Your objective – Please copy out all lines of the entries that contain the word "Advisor".
[[ The data open ]]
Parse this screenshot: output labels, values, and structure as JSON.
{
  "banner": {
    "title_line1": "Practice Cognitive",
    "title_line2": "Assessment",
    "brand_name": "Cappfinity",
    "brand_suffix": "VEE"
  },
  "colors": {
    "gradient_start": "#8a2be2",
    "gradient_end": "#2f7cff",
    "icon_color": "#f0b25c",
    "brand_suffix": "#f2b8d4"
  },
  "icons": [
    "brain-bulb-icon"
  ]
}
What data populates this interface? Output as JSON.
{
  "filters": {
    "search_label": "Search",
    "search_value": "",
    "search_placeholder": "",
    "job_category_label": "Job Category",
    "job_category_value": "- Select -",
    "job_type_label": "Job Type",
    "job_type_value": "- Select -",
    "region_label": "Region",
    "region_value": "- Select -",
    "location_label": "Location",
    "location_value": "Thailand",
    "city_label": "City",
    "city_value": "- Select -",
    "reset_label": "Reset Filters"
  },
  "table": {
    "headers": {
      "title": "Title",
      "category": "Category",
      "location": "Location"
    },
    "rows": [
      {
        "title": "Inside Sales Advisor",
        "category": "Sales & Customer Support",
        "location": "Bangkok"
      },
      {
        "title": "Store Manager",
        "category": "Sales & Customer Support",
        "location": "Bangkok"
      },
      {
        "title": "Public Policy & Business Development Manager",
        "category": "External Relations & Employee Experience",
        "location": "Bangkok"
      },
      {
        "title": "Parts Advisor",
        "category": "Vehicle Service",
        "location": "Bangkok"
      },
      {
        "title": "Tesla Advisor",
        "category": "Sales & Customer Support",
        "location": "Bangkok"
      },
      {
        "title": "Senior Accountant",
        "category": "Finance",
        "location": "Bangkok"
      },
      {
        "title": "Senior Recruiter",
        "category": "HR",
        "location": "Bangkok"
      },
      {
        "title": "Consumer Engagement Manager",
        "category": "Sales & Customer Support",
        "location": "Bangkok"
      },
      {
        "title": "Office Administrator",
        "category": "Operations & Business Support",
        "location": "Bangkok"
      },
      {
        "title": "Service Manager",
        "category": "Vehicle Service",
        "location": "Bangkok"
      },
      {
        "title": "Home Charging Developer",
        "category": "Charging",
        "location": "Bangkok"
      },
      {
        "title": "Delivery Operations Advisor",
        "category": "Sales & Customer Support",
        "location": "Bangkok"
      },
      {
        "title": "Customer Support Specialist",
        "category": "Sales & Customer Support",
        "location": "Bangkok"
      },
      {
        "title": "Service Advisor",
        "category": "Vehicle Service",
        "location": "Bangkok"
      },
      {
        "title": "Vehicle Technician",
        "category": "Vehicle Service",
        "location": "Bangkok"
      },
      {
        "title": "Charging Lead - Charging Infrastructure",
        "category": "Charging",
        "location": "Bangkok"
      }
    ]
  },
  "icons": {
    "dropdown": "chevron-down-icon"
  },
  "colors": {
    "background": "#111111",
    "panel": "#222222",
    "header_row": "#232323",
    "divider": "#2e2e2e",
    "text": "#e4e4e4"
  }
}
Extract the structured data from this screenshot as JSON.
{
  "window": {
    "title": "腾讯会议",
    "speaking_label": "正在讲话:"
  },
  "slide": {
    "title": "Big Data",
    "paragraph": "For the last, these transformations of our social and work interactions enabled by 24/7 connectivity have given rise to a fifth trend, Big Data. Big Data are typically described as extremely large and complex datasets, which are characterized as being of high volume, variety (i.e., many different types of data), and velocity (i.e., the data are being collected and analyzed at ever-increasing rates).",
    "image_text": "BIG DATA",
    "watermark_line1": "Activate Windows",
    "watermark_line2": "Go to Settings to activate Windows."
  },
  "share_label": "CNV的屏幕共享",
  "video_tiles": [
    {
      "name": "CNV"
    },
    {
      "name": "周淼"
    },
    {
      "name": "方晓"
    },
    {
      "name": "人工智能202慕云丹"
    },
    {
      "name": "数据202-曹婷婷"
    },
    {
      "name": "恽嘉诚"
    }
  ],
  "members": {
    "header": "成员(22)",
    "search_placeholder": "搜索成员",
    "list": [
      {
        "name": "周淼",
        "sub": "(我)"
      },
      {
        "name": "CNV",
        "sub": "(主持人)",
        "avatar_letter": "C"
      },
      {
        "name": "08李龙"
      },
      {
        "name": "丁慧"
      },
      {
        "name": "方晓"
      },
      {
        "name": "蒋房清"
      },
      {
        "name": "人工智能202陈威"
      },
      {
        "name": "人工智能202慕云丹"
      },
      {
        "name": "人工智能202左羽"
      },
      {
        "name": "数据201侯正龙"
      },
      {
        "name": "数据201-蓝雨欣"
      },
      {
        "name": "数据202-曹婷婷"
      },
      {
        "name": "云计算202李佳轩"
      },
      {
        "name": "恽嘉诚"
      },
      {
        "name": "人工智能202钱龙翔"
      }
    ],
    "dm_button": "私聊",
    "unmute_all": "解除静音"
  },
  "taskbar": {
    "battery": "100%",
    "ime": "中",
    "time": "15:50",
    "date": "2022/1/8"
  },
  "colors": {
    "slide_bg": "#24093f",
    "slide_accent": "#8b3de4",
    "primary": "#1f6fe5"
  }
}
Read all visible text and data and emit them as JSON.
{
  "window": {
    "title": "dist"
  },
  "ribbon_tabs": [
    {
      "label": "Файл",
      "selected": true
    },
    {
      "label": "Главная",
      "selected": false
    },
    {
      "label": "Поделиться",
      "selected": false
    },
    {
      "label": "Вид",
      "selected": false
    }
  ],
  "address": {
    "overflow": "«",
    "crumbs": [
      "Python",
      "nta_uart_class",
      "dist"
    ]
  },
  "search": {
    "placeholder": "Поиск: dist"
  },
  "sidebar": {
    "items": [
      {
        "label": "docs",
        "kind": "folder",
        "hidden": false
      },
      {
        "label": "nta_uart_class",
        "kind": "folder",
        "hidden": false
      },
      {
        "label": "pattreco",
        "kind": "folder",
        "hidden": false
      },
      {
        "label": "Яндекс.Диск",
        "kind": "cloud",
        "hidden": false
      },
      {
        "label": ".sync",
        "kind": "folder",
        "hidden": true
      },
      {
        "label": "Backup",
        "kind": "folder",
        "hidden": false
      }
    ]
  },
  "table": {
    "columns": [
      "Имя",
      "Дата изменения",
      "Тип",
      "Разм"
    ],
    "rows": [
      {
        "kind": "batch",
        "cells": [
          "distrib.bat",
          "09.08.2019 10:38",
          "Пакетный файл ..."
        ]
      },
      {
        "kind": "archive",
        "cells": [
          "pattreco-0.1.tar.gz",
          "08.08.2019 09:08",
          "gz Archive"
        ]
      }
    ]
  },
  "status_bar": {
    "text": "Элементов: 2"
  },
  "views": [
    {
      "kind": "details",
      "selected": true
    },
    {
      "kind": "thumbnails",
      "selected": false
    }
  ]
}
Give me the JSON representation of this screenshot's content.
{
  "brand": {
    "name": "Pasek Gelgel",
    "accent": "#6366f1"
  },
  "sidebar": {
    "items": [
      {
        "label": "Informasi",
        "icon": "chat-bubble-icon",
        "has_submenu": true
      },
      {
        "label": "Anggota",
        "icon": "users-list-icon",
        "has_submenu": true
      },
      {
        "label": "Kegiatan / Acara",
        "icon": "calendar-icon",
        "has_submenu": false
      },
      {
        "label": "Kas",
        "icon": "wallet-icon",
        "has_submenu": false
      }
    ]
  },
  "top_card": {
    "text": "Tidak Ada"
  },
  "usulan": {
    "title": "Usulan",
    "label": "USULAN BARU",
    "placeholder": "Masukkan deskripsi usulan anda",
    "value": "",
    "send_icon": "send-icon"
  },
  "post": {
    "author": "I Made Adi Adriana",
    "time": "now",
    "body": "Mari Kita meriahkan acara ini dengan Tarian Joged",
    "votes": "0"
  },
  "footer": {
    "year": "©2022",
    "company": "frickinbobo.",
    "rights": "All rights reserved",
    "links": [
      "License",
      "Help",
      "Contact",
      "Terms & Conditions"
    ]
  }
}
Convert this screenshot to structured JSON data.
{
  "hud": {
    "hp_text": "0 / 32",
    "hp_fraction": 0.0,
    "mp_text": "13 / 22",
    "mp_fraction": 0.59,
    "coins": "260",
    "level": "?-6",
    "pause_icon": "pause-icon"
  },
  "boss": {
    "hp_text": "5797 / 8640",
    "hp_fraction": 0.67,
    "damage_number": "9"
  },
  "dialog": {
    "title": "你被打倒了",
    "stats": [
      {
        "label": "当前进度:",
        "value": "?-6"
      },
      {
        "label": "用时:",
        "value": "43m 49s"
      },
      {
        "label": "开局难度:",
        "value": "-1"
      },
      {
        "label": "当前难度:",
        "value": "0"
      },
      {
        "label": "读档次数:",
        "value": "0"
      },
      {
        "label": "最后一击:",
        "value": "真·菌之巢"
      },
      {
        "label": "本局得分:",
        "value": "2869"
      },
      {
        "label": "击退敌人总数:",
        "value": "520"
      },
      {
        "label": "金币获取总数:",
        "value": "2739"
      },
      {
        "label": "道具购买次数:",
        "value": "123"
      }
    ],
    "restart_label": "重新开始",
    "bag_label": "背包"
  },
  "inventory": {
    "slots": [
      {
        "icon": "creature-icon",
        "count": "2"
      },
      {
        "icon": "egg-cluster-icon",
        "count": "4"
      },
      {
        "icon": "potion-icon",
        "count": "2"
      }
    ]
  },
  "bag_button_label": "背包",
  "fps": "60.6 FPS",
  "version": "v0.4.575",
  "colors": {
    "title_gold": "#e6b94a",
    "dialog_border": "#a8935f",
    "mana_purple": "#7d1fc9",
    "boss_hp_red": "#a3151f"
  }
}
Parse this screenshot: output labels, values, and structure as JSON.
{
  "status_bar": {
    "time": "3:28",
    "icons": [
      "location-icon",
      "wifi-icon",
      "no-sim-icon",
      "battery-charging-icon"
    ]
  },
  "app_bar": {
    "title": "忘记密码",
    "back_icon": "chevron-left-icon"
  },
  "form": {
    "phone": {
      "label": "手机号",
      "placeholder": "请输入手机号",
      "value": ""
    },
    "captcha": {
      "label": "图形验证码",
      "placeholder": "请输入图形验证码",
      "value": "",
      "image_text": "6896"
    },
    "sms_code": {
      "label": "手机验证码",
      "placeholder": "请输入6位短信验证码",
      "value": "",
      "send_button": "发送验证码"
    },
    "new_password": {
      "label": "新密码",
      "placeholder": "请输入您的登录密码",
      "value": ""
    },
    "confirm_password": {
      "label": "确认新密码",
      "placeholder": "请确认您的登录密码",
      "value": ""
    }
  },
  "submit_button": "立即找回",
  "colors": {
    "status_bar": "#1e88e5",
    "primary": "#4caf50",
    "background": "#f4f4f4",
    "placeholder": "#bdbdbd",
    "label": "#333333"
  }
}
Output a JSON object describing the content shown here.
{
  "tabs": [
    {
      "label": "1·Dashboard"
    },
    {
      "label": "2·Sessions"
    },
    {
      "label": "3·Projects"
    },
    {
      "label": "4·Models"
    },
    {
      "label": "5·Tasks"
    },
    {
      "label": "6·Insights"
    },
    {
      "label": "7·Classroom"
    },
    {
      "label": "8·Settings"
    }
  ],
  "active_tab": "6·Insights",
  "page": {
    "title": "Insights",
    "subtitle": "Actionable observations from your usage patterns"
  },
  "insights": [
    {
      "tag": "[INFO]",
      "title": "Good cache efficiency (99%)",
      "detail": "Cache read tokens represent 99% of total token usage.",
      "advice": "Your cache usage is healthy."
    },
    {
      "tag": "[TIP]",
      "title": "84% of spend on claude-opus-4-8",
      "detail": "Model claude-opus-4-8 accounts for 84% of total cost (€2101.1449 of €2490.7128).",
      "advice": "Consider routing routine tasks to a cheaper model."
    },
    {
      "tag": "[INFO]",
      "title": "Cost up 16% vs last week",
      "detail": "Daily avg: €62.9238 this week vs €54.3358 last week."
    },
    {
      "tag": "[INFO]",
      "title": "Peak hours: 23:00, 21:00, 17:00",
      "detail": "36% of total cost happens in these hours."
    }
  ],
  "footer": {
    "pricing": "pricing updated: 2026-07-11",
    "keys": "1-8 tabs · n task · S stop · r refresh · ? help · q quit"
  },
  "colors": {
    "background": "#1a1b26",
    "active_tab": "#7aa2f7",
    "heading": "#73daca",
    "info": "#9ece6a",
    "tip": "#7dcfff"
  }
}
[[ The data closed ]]
The answer –
        "title": "Inside Sales Advisor",
        "title": "Parts Advisor",
        "title": "Tesla Advisor",
        "title": "Delivery Operations Advisor",
        "title": "Service Advisor",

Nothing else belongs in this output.